That's the best way to proceed. Ask the person who has recently suffered an extreme loss, who won't be paying for the decision with his own money. What could go wrong?
Apple is not the problem. The patent system is.
Can't we agree that both are?
If you leave your car with the keys in the ignition, then it is partially your fault when someone climbs in and drives away. However, the person who stole the car is also to blame. It's not a valid defense to say "He left his keys in the car so it wasn't stealing."
If all Apple wanted was to make sure nobody else got patents on all this UI stuff, they simply could have fully published the details of how their phone worked, and nobody filing after that would be able to claim to have invented it. And I'm not a lawyer but I think Steve Jobs's public "one more thing" demos would have sufficed to make all those UI features unpatentable by anyone else.
But that wasn't enough for Apple. "Patented!" crowed Steve Jobs. Apple patented everything they thought they could get away with, including totally obvious stuff like squishing your fingers together to make things get smaller on the screen, and spreading your fingers wide to make things get bigger on the screen. Come on, that is totally obvious and there even was prior art on it. So we return to where we started: the USPTO is a problem because it let Apple patent obvious stuff, but Apple is part of the problem for trying to patent obvious stuff. (Fortunately the "pinch-to-zoom" patent was in fact invalidated, due to Samsung winning in court against Apple!)
Samsung is going to go scorched earth on this new lawsuit. Millions for defense and not one cent for tribute. And Samsung has the millions. I hope Samsung wins big and invalidates all of Apple's patents.
(And then, as long as I'm dreaming, Samsung can go invalidate Microsoft's mobile patents next.)
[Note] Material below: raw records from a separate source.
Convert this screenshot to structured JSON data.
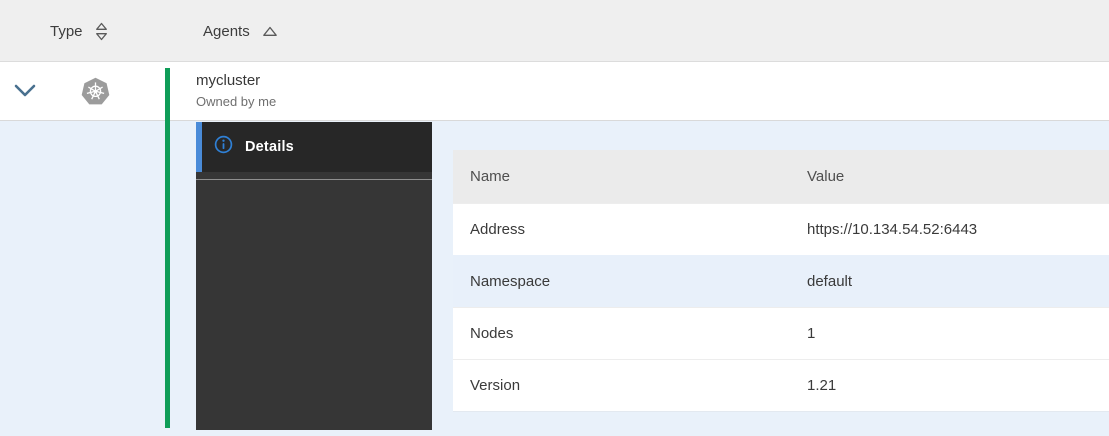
{
  "colors": {
    "accent_blue": "#4a8bd8",
    "info_icon_blue": "#2f80d6",
    "green_status_bar": "#0f9d58",
    "header_bg": "#efefef",
    "expanded_bg": "#e9f1fa",
    "panel_bg": "#363636",
    "active_tab_bg": "#272727",
    "tinted_row_bg": "#e8f0fa"
  },
  "header": {
    "columns": [
      {
        "label": "Type",
        "sort_state": "unsorted",
        "sort_icon": "sort-both-icon"
      },
      {
        "label": "Agents",
        "sort_state": "ascending",
        "sort_icon": "sort-asc-icon"
      }
    ]
  },
  "cluster_row": {
    "name": "mycluster",
    "owner": "Owned by me",
    "type_icon": "kubernetes-icon",
    "expander_icon": "chevron-down-icon",
    "expanded": true
  },
  "detail_panel": {
    "tabs": [
      {
        "label": "Details",
        "icon": "info-icon",
        "active": true
      }
    ]
  },
  "details_table": {
    "headers": {
      "name": "Name",
      "value": "Value"
    },
    "rows": [
      {
        "name": "Address",
        "value": "https://10.134.54.52:6443"
      },
      {
        "name": "Namespace",
        "value": "default"
      },
      {
        "name": "Nodes",
        "value": "1"
      },
      {
        "name": "Version",
        "value": "1.21"
      }
    ]
  }
}
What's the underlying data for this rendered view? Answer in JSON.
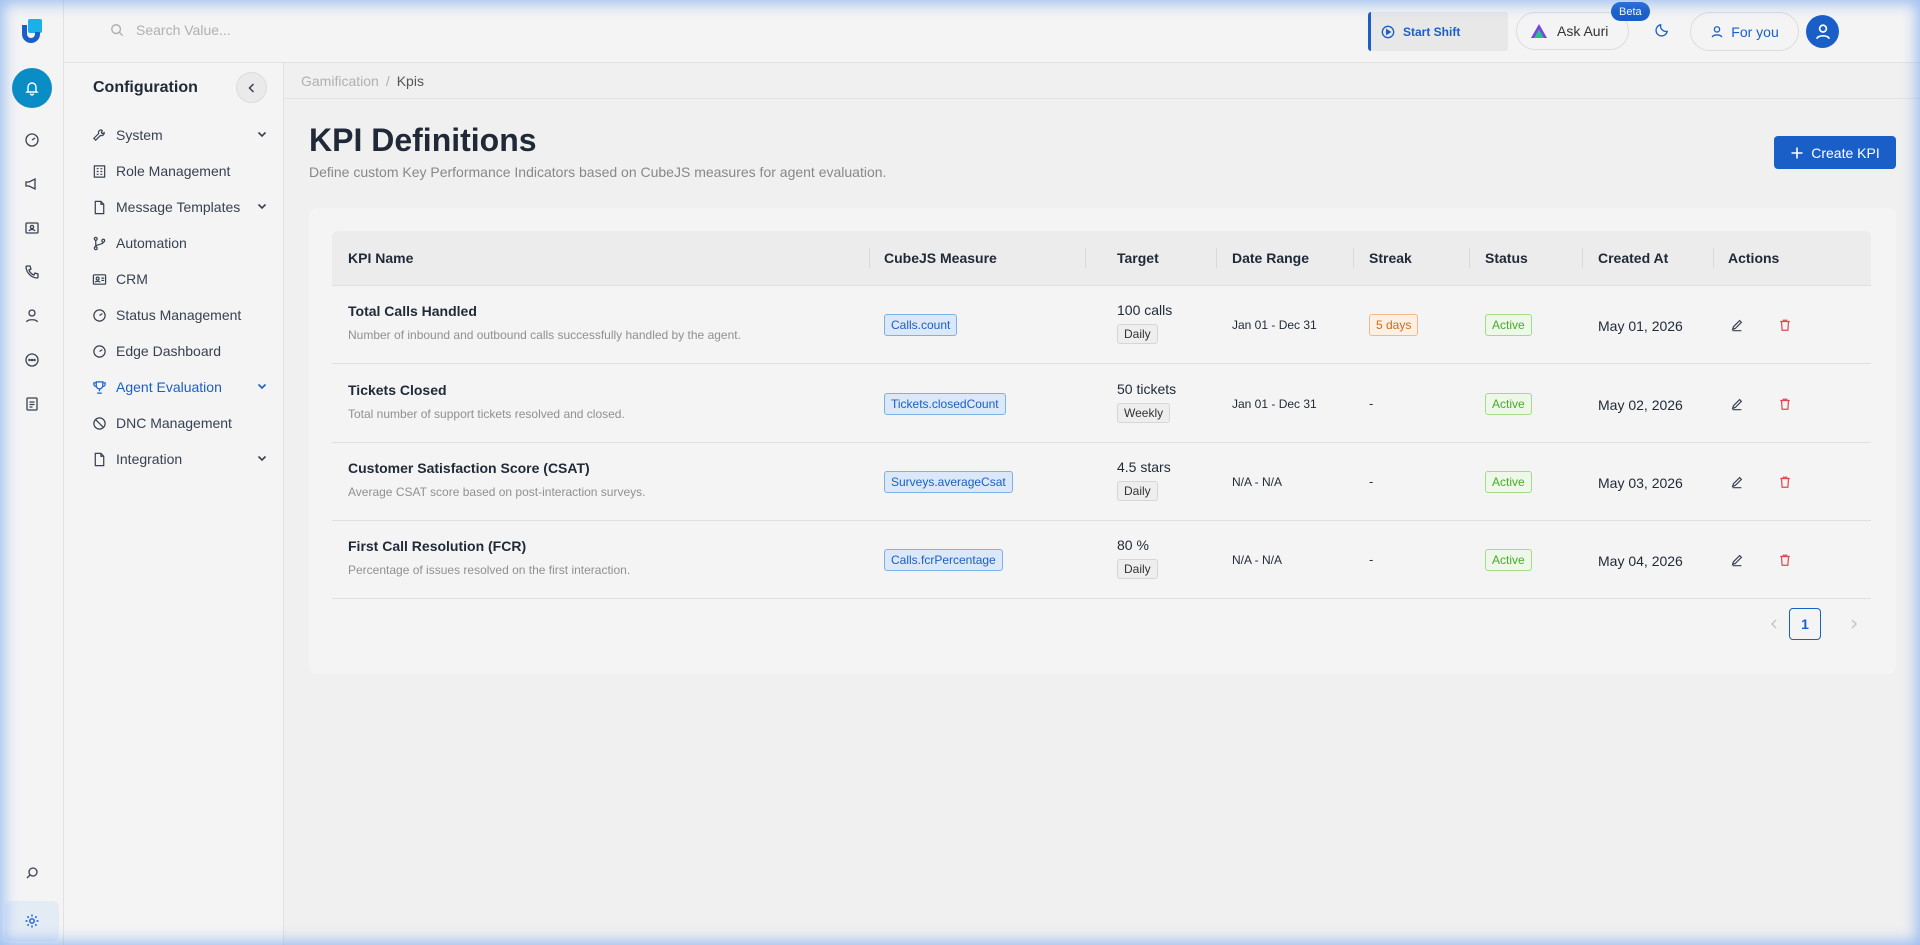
{
  "topbar": {
    "search_placeholder": "Search Value...",
    "start_shift": "Start Shift",
    "ask_auri": "Ask Auri",
    "beta": "Beta",
    "for_you": "For you"
  },
  "rail": {
    "icons": [
      "logo-icon",
      "bell-icon",
      "dashboard-icon",
      "megaphone-icon",
      "id-card-icon",
      "phone-icon",
      "user-icon",
      "chat-icon",
      "report-icon",
      "search-settings-icon",
      "gear-icon"
    ]
  },
  "sidenav": {
    "title": "Configuration",
    "items": [
      {
        "label": "System",
        "icon": "wrench-icon",
        "expandable": true
      },
      {
        "label": "Role Management",
        "icon": "building-icon",
        "expandable": false
      },
      {
        "label": "Message Templates",
        "icon": "file-icon",
        "expandable": true
      },
      {
        "label": "Automation",
        "icon": "branch-icon",
        "expandable": false
      },
      {
        "label": "CRM",
        "icon": "contact-card-icon",
        "expandable": false
      },
      {
        "label": "Status Management",
        "icon": "gauge-icon",
        "expandable": false
      },
      {
        "label": "Edge Dashboard",
        "icon": "gauge-icon",
        "expandable": false
      },
      {
        "label": "Agent Evaluation",
        "icon": "trophy-icon",
        "expandable": true,
        "active": true
      },
      {
        "label": "DNC Management",
        "icon": "block-icon",
        "expandable": false
      },
      {
        "label": "Integration",
        "icon": "file-icon",
        "expandable": true
      }
    ]
  },
  "breadcrumb": {
    "root": "Gamification",
    "separator": "/",
    "current": "Kpis"
  },
  "page": {
    "title": "KPI Definitions",
    "subtitle": "Define custom Key Performance Indicators based on CubeJS measures for agent evaluation.",
    "create_button": "Create KPI"
  },
  "table": {
    "columns": [
      "KPI Name",
      "CubeJS Measure",
      "Target",
      "Date Range",
      "Streak",
      "Status",
      "Created At",
      "Actions"
    ],
    "rows": [
      {
        "name": "Total Calls Handled",
        "description": "Number of inbound and outbound calls successfully handled by the agent.",
        "measure": "Calls.count",
        "target": "100 calls",
        "period": "Daily",
        "date_range": "Jan 01 - Dec 31",
        "streak": "5 days",
        "status": "Active",
        "created": "May 01, 2026"
      },
      {
        "name": "Tickets Closed",
        "description": "Total number of support tickets resolved and closed.",
        "measure": "Tickets.closedCount",
        "target": "50 tickets",
        "period": "Weekly",
        "date_range": "Jan 01 - Dec 31",
        "streak": "-",
        "status": "Active",
        "created": "May 02, 2026"
      },
      {
        "name": "Customer Satisfaction Score (CSAT)",
        "description": "Average CSAT score based on post-interaction surveys.",
        "measure": "Surveys.averageCsat",
        "target": "4.5 stars",
        "period": "Daily",
        "date_range": "N/A - N/A",
        "streak": "-",
        "status": "Active",
        "created": "May 03, 2026"
      },
      {
        "name": "First Call Resolution (FCR)",
        "description": "Percentage of issues resolved on the first interaction.",
        "measure": "Calls.fcrPercentage",
        "target": "80 %",
        "period": "Daily",
        "date_range": "N/A - N/A",
        "streak": "-",
        "status": "Active",
        "created": "May 04, 2026"
      }
    ]
  },
  "pagination": {
    "current_page": "1"
  },
  "colors": {
    "accent": "#1a5fc8",
    "teal": "#0a8cc4",
    "active_green": "#4aa82a",
    "streak_orange": "#d26a1b",
    "delete_red": "#e0484e"
  }
}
One good reason why computers can do more work than people is that they never have to stop and answer the phone.